__YOUR ASSIGNMENT__: Line by line, copy all of the data exactly.
------ DATA LISTING ------
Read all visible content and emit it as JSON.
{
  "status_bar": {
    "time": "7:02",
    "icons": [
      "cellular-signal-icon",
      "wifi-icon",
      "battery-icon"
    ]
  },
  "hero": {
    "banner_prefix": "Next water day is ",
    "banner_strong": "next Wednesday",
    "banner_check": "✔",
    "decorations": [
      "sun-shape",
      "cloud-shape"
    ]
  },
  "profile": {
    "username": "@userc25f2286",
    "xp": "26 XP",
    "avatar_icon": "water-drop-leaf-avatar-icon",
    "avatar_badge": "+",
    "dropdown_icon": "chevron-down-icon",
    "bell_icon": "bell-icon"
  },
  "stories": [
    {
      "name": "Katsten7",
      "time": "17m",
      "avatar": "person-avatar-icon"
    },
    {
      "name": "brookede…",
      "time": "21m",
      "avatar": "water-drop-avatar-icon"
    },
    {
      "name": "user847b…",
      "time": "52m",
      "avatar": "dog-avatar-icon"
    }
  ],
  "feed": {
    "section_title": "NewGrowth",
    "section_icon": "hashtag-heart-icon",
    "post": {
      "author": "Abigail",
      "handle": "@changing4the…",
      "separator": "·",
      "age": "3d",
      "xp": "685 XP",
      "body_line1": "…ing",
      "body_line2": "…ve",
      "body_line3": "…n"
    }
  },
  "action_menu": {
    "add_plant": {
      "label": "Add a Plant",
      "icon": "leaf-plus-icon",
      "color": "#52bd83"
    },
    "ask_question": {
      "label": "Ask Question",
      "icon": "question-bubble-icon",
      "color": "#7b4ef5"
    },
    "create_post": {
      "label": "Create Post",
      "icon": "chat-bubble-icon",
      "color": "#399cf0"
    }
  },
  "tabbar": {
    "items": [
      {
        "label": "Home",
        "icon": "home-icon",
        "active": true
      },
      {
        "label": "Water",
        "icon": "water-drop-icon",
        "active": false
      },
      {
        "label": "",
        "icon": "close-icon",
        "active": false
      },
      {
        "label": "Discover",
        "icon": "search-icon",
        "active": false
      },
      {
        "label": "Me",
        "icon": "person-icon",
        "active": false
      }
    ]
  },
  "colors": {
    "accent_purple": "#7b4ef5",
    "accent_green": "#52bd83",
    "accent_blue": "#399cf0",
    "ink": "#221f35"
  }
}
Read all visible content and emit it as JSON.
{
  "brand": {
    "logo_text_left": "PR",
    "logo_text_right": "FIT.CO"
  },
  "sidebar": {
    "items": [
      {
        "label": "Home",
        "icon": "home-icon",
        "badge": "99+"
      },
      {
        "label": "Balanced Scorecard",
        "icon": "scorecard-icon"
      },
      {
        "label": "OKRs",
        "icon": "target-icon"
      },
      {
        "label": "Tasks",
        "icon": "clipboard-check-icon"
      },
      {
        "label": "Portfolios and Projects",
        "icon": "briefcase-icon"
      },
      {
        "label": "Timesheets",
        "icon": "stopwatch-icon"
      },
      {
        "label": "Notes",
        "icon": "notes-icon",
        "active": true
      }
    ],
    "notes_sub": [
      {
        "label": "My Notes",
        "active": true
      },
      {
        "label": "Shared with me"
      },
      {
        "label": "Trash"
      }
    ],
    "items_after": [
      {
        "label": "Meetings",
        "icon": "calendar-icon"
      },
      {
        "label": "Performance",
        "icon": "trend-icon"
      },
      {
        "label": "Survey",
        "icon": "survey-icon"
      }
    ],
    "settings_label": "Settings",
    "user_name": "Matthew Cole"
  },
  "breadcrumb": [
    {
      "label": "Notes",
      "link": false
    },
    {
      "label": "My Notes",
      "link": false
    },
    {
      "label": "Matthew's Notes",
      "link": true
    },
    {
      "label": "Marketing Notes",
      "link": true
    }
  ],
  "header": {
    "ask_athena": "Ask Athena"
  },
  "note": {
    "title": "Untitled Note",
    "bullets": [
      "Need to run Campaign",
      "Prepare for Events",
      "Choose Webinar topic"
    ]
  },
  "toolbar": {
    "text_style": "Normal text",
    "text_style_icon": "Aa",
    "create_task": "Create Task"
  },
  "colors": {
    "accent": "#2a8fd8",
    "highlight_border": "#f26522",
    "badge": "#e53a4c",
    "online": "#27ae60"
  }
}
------
__ANSWER AREA__:
Read all visible content and emit it as JSON.
{
  "status_bar": {
    "time": "7:02",
    "icons": [
      "cellular-signal-icon",
      "wifi-icon",
      "battery-icon"
    ]
  },
  "hero": {
    "banner_prefix": "Next water day is ",
    "banner_strong": "next Wednesday",
    "banner_check": "✔",
    "decorations": [
      "sun-shape",
      "cloud-shape"
    ]
  },
  "profile": {
    "username": "@userc25f2286",
    "xp": "26 XP",
    "avatar_icon": "water-drop-leaf-avatar-icon",
    "avatar_badge": "+",
    "dropdown_icon": "chevron-down-icon",
    "bell_icon": "bell-icon"
  },
  "stories": [
    {
      "name": "Katsten7",
      "time": "17m",
      "avatar": "person-avatar-icon"
    },
    {
      "name": "brookede…",
      "time": "21m",
      "avatar": "water-drop-avatar-icon"
    },
    {
      "name": "user847b…",
      "time": "52m",
      "avatar": "dog-avatar-icon"
    }
  ],
  "feed": {
    "section_title": "NewGrowth",
    "section_icon": "hashtag-heart-icon",
    "post": {
      "author": "Abigail",
      "handle": "@changing4the…",
      "separator": "·",
      "age": "3d",
      "xp": "685 XP",
      "body_line1": "…ing",
      "body_line2": "…ve",
      "body_line3": "…n"
    }
  },
  "action_menu": {
    "add_plant": {
      "label": "Add a Plant",
      "icon": "leaf-plus-icon",
      "color": "#52bd83"
    },
    "ask_question": {
      "label": "Ask Question",
      "icon": "question-bubble-icon",
      "color": "#7b4ef5"
    },
    "create_post": {
      "label": "Create Post",
      "icon": "chat-bubble-icon",
      "color": "#399cf0"
    }
  },
  "tabbar": {
    "items": [
      {
        "label": "Home",
        "icon": "home-icon",
        "active": true
      },
      {
        "label": "Water",
        "icon": "water-drop-icon",
        "active": false
      },
      {
        "label": "",
        "icon": "close-icon",
        "active": false
      },
      {
        "label": "Discover",
        "icon": "search-icon",
        "active": false
      },
      {
        "label": "Me",
        "icon": "person-icon",
        "active": false
      }
    ]
  },
  "colors": {
    "accent_purple": "#7b4ef5",
    "accent_green": "#52bd83",
    "accent_blue": "#399cf0",
    "ink": "#221f35"
  }
}
Read all visible content and emit it as JSON.
{
  "brand": {
    "logo_text_left": "PR",
    "logo_text_right": "FIT.CO"
  },
  "sidebar": {
    "items": [
      {
        "label": "Home",
        "icon": "home-icon",
        "badge": "99+"
      },
      {
        "label": "Balanced Scorecard",
        "icon": "scorecard-icon"
      },
      {
        "label": "OKRs",
        "icon": "target-icon"
      },
      {
        "label": "Tasks",
        "icon": "clipboard-check-icon"
      },
      {
        "label": "Portfolios and Projects",
        "icon": "briefcase-icon"
      },
      {
        "label": "Timesheets",
        "icon": "stopwatch-icon"
      },
      {
        "label": "Notes",
        "icon": "notes-icon",
        "active": true
      }
    ],
    "notes_sub": [
      {
        "label": "My Notes",
        "active": true
      },
      {
        "label": "Shared with me"
      },
      {
        "label": "Trash"
      }
    ],
    "items_after": [
      {
        "label": "Meetings",
        "icon": "calendar-icon"
      },
      {
        "label": "Performance",
        "icon": "trend-icon"
      },
      {
        "label": "Survey",
        "icon": "survey-icon"
      }
    ],
    "settings_label": "Settings",
    "user_name": "Matthew Cole"
  },
  "breadcrumb": [
    {
      "label": "Notes",
      "link": false
    },
    {
      "label": "My Notes",
      "link": false
    },
    {
      "label": "Matthew's Notes",
      "link": true
    },
    {
      "label": "Marketing Notes",
      "link": true
    }
  ],
  "header": {
    "ask_athena": "Ask Athena"
  },
  "note": {
    "title": "Untitled Note",
    "bullets": [
      "Need to run Campaign",
      "Prepare for Events",
      "Choose Webinar topic"
    ]
  },
  "toolbar": {
    "text_style": "Normal text",
    "text_style_icon": "Aa",
    "create_task": "Create Task"
  },
  "colors": {
    "accent": "#2a8fd8",
    "highlight_border": "#f26522",
    "badge": "#e53a4c",
    "online": "#27ae60"
  }
}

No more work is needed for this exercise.